2. That the Foreign Office arrive at an agreement with the French Government with regard to the value of certificates of origin delivered in England for France.
These propositions were certainly modest enough: the partial abolition of “surtaxes” d’entrepôt, in so far as they affected English colonies, would have been of advantage to France, since from them she gets the raw materials of her industry. Indeed, the duties had proved so inconvenient and difficult to apply that exceptions had already been made to them—e.g., in the case of Persian carpets coming through Constantinople, and goods from beyond the Caspian Sea. On Schedule D. Russian products coming through Königsberg pay no surtax; nor does Russian wood imported from Dantzig, nor Bulgarian products coming from Amsterdam and Rotterdam. And there are many other exceptions.
Why, then, keep the surtaxes at all? From the revenue point of view they hinder commercial transactions, and therefore cannot be productive. Between 1900-1904 their average yield was £62,080. There is no reason for their maintenance, every reason for their abolition. The future of free zones is bound up with their abolition. Their abolition would mean increased facility in the importation of the raw materials of industry. Finally, since they hamper the shipping industry and carrying trade of Great Britain, their abolition would enable us to negotiate with Great Britain for the reduction of the duties on wines which were raised at the time of the Transvaal war. This is my modest programme of reform. It need not alarm the terrible metal manufacturers, the even more terrible cotton kings; it does not affect the agrarians. I have no longer to face the serried ranks of the sugar-makers, masters since 1869 of a political industry; and all wine-growers ought to be on my side, since it is to their interest to extend the English market for their wines.

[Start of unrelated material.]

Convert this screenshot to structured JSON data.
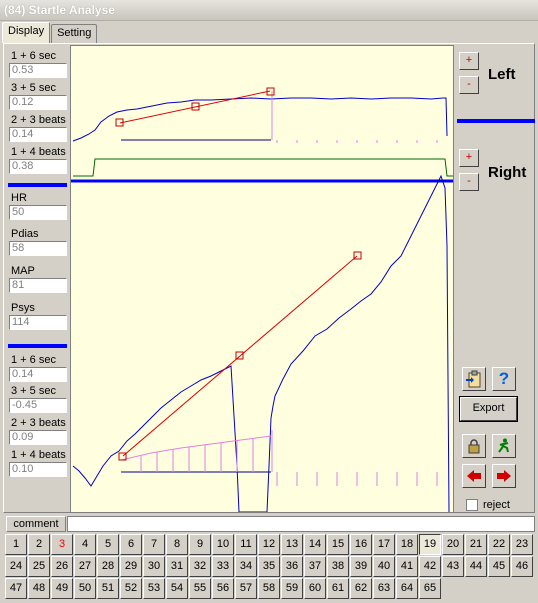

Summing it up in two words it is this: “After Mr. Chamberlain’s defeat at the coming election to obtain from the Liberal Government a remission of the duties on wines, or at least a reduction to what they were before the war, in return for the abolition in France of the surtaxes on extra European goods imported from a European country, and of the surtaxes on goods of European origin imported from a country other than that of origin.”